EXERCISE:
Read the entries below and pull out each line with the string "badge".

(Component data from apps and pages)
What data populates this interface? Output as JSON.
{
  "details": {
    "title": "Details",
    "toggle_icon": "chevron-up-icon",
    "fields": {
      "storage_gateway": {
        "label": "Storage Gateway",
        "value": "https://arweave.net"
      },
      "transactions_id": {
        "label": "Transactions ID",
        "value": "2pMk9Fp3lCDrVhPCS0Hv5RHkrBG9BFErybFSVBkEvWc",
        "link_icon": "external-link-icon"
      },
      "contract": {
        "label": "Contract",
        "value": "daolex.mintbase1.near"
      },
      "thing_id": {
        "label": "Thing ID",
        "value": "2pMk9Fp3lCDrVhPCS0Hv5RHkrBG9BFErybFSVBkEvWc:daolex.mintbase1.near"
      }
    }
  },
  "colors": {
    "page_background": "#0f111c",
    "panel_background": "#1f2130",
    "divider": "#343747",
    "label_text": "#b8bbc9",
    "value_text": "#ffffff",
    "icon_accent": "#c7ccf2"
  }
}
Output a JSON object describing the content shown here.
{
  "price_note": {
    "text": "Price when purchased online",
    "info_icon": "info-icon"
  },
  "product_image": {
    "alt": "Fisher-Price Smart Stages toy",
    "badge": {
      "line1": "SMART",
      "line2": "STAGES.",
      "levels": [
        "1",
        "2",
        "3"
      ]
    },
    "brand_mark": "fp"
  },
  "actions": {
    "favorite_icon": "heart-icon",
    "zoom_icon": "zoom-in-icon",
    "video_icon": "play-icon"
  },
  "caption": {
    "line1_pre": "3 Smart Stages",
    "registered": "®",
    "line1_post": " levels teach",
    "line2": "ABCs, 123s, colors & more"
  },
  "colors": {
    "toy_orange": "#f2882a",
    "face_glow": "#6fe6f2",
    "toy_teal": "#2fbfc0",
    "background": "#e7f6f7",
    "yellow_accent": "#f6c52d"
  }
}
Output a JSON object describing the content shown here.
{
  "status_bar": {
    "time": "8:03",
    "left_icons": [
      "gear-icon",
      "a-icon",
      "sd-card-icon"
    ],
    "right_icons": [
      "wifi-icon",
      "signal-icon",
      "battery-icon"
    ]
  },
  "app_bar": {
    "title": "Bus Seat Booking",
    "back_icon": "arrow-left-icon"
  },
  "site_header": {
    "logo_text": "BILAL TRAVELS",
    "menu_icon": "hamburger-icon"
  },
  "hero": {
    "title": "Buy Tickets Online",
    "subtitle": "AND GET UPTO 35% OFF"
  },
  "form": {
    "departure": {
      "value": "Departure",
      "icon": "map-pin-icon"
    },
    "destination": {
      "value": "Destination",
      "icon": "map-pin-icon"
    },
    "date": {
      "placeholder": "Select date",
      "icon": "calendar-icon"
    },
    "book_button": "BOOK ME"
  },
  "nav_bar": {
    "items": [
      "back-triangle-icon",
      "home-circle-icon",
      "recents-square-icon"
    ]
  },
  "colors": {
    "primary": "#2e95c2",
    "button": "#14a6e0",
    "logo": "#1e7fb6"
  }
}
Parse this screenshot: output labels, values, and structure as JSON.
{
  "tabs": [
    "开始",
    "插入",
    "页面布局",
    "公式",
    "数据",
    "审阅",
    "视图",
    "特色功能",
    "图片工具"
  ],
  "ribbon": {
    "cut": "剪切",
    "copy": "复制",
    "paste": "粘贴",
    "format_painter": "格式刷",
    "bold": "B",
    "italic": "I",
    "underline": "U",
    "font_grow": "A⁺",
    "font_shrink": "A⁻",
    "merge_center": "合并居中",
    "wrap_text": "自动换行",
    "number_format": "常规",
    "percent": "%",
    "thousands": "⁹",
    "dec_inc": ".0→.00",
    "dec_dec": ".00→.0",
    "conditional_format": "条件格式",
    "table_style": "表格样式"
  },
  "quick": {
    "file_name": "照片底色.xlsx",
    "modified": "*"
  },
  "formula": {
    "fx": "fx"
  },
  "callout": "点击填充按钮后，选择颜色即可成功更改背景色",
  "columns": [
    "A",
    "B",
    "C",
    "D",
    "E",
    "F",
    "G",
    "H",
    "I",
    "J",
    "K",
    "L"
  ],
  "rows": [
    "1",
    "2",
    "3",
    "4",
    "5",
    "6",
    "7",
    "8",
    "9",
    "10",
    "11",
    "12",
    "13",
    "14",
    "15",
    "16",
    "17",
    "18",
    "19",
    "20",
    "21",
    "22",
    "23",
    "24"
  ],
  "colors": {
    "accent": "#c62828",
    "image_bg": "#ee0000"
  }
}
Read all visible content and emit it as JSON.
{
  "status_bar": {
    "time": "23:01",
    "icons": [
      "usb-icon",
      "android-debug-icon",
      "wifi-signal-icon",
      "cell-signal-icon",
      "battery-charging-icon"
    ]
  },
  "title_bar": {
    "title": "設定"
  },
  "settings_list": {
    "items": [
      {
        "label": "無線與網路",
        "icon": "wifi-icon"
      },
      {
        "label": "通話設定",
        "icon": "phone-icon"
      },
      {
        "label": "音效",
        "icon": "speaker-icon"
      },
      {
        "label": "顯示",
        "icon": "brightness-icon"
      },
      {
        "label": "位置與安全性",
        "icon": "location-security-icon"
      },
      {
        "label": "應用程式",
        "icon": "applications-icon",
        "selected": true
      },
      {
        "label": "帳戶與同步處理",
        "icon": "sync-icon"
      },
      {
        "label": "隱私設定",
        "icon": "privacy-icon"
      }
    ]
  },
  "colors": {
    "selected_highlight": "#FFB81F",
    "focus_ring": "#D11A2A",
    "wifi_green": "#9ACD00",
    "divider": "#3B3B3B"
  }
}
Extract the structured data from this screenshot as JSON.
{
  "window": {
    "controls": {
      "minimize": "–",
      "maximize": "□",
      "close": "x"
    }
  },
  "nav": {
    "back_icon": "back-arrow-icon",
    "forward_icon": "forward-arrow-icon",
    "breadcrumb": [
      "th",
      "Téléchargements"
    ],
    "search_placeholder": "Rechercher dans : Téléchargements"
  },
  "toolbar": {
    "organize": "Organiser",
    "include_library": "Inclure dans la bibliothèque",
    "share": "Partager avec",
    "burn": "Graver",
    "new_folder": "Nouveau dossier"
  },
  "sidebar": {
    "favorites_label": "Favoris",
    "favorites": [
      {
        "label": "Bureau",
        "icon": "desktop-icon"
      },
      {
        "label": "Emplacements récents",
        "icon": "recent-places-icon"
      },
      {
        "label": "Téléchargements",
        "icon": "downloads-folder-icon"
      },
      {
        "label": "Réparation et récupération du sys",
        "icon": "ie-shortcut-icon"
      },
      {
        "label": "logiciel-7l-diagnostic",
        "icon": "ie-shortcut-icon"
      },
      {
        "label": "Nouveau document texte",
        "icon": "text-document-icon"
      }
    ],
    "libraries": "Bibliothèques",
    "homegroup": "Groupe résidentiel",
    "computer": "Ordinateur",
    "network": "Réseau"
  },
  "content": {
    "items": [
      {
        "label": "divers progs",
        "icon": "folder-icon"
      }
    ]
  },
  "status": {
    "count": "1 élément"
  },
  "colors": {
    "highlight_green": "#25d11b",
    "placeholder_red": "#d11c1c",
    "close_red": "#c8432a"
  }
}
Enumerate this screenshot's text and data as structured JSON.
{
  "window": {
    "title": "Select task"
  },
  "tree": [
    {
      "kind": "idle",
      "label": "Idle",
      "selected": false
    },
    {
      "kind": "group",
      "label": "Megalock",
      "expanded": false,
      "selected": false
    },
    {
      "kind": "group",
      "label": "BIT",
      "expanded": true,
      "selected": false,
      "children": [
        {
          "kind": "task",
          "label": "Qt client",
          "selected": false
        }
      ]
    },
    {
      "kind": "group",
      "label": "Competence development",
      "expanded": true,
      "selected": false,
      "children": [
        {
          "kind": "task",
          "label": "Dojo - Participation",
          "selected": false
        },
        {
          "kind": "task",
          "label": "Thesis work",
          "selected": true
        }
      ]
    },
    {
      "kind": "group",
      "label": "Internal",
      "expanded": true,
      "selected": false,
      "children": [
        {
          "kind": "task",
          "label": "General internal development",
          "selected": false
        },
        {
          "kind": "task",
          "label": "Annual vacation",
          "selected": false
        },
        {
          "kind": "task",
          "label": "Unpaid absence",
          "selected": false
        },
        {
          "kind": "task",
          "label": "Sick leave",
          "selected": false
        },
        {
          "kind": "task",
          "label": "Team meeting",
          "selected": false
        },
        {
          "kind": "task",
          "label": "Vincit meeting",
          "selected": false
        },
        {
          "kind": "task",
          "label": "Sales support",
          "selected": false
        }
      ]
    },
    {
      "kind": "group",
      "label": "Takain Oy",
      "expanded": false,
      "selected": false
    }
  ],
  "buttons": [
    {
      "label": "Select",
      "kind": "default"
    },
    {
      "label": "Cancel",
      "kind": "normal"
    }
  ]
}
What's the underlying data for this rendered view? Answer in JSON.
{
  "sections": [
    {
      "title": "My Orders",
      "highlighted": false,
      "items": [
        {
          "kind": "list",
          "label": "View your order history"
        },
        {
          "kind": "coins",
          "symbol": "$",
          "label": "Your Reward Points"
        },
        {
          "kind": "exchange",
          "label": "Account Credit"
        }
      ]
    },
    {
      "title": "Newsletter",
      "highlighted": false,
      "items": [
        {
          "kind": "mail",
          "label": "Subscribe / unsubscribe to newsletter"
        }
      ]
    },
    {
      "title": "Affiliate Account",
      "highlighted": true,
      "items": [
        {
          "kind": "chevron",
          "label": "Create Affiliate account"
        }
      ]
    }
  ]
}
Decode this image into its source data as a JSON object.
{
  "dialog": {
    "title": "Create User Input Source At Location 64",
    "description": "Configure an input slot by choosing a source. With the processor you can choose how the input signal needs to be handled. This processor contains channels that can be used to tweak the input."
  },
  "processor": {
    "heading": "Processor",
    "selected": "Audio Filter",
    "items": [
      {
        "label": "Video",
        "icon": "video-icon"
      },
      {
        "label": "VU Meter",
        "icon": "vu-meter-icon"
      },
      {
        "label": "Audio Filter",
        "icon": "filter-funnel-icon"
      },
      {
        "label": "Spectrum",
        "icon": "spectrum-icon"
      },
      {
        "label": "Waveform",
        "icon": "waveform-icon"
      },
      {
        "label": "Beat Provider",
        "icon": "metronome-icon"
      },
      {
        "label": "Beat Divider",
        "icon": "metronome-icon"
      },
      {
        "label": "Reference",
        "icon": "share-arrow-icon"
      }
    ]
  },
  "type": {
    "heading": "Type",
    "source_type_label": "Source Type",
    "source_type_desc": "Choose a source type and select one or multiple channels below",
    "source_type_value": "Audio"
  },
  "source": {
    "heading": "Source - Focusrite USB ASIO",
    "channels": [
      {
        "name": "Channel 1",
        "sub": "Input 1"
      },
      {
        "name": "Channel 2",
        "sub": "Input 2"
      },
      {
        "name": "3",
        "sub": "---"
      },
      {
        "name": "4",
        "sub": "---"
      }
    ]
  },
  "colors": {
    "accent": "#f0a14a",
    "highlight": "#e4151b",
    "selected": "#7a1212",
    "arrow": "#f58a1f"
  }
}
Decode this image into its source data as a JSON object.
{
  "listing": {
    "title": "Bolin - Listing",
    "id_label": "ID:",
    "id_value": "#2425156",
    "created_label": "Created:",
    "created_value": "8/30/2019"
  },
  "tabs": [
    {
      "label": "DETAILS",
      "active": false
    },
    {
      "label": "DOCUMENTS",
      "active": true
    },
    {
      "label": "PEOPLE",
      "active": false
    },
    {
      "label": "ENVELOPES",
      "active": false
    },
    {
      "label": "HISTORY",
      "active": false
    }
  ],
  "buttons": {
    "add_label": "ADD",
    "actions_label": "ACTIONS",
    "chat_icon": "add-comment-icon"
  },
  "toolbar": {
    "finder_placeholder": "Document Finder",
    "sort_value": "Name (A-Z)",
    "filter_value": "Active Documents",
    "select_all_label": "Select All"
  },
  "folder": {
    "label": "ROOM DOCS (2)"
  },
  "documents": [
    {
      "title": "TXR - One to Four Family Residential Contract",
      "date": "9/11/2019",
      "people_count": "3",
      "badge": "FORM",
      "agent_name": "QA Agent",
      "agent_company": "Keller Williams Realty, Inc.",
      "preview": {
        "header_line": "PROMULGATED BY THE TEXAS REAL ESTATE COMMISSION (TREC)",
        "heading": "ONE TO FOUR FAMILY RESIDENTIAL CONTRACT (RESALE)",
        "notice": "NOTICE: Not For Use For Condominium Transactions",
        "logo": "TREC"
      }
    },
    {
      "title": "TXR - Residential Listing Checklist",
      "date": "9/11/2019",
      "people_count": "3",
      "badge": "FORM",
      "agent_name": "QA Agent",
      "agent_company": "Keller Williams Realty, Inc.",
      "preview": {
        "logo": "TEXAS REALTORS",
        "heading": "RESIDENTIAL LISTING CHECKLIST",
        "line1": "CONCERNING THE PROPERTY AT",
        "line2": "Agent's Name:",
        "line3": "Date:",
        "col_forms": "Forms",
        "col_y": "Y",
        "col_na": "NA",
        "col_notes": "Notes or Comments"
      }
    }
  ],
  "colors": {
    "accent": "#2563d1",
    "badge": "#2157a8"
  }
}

TASK OUTPUT:
    "badge": {
      "badge": "FORM",
      "badge": "FORM",
    "badge": "#2157a8"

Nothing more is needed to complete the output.